More trees! New developments would need to plant more under proposals

Developers in Louisville might have to start considering something besides parking and building materials: more trees. 

A set of proposed changes to the land development code call for most new and modified projects to have a higher percentage of tree canopy than what was required before.

The proposals from the city Planning and Design Department represent months of work and may change before being presented to the Metro Planning Committee on Monday morning.

Cindi Sullivan, executive director of Trees Louisville, said the proposal to require more trees is a good start. “I think that the percentages that have been proposed are hopeful,” she said, adding that they could always be increased.

The proposal is part of the city’s effort to restore its vanishing tree canopy. The Metro Council, acting on a resolution from Council Members Bill Hollander, Brandon Coan and Cindi Fowler, asked for the revisions. 

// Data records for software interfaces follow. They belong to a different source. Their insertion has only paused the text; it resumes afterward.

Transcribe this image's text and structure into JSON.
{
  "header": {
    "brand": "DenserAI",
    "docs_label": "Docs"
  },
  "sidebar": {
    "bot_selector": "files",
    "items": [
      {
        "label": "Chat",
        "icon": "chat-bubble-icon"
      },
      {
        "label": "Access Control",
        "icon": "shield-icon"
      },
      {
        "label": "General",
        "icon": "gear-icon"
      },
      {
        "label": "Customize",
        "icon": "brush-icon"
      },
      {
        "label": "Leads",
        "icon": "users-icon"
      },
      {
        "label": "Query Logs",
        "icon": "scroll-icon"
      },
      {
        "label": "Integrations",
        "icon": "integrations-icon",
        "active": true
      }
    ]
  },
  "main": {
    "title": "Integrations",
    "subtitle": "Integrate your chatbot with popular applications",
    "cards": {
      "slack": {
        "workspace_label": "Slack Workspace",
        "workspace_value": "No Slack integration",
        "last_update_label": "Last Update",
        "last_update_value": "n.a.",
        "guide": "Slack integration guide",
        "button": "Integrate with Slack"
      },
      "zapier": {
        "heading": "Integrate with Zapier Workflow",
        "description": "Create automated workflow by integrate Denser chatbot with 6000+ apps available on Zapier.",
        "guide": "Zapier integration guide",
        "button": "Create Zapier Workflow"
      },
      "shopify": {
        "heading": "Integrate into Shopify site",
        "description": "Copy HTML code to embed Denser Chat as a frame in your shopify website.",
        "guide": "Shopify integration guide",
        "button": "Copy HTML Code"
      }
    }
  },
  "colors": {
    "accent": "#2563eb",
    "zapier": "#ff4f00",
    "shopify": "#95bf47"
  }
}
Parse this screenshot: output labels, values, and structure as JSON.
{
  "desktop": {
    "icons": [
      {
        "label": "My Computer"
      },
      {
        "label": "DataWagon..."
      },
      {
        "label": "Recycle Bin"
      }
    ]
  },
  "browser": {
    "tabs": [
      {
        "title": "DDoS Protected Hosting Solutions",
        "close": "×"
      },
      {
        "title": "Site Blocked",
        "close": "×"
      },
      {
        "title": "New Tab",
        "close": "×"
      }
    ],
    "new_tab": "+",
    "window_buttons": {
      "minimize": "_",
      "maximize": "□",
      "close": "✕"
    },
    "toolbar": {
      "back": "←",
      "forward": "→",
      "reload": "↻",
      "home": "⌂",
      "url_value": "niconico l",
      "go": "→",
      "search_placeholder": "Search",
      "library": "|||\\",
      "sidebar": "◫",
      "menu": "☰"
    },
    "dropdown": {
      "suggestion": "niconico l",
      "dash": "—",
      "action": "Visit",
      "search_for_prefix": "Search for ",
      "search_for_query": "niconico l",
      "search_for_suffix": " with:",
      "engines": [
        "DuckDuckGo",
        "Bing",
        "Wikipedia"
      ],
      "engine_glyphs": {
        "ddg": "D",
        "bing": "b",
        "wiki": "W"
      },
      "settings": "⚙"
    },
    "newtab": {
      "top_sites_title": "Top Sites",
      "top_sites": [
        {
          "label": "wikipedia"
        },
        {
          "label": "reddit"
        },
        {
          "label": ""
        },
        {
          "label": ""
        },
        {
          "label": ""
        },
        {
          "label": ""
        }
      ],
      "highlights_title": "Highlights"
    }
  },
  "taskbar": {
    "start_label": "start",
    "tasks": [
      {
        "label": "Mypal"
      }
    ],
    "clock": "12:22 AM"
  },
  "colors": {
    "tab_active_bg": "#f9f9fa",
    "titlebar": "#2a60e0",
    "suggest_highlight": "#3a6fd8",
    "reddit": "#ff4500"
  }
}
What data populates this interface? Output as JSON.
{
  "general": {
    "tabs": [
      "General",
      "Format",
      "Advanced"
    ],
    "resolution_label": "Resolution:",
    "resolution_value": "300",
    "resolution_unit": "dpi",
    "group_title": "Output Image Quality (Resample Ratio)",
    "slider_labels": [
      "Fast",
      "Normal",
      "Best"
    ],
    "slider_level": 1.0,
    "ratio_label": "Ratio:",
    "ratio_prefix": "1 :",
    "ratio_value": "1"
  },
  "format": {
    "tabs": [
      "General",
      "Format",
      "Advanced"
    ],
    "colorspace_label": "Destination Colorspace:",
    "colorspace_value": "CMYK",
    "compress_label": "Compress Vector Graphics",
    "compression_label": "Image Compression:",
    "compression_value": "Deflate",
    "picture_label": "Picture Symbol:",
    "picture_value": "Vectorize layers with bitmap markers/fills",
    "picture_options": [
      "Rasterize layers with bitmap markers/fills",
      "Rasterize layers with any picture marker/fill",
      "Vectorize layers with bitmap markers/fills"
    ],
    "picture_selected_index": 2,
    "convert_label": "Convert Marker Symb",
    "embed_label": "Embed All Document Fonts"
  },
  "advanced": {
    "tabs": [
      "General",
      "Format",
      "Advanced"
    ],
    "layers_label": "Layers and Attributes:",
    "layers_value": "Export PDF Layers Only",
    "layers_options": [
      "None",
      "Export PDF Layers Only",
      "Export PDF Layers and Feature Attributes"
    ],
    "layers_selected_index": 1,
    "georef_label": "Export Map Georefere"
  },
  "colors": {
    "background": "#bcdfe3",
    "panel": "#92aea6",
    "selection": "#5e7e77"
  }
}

The proposal would require developers to plant street trees for all types of developments (among them, single-family and nonresidential) and to obtain tree removal permist when clearing trees on nonresidential and multifamily sites. 

To enforce this rule, new developments would be restricted if any illegal tree removal had occurred on its site in the last two years.

The amendments also simplify canopy requirements for new developments. Instead of different standards for developments based on their current canopy percentage, there would be, in many cases, a flat percentage requirement based on the development’s neighborhood and type.

There would be exceptions. For instance, in cases where a developer is building more than five single-family residences in a regional center or suburban marketplace corridor, 40 to 50 percent of their ground area would have to be covered by trees. That would be at the highest end of the tree canopy spectrum.

Developers would also no longer get away with reducing their tree canopy requirements for building affordable housing or building in certain parts of the city, such as downtown. 

There would still be alternatives for developers in the form of planting trees at alternate sites, on public property or by participating in the city’s fee by lieu program, which would be promoted in the planning department’s changes. 

Check out the entirety of the proposal here. 

Monday’s committee meeting is scheduled for 11 a.m. in the first floor conference room of the Metro Development Center at 444 S. Fifth St. 

The changes will be presented before the planning commission, too, before making their way to the council.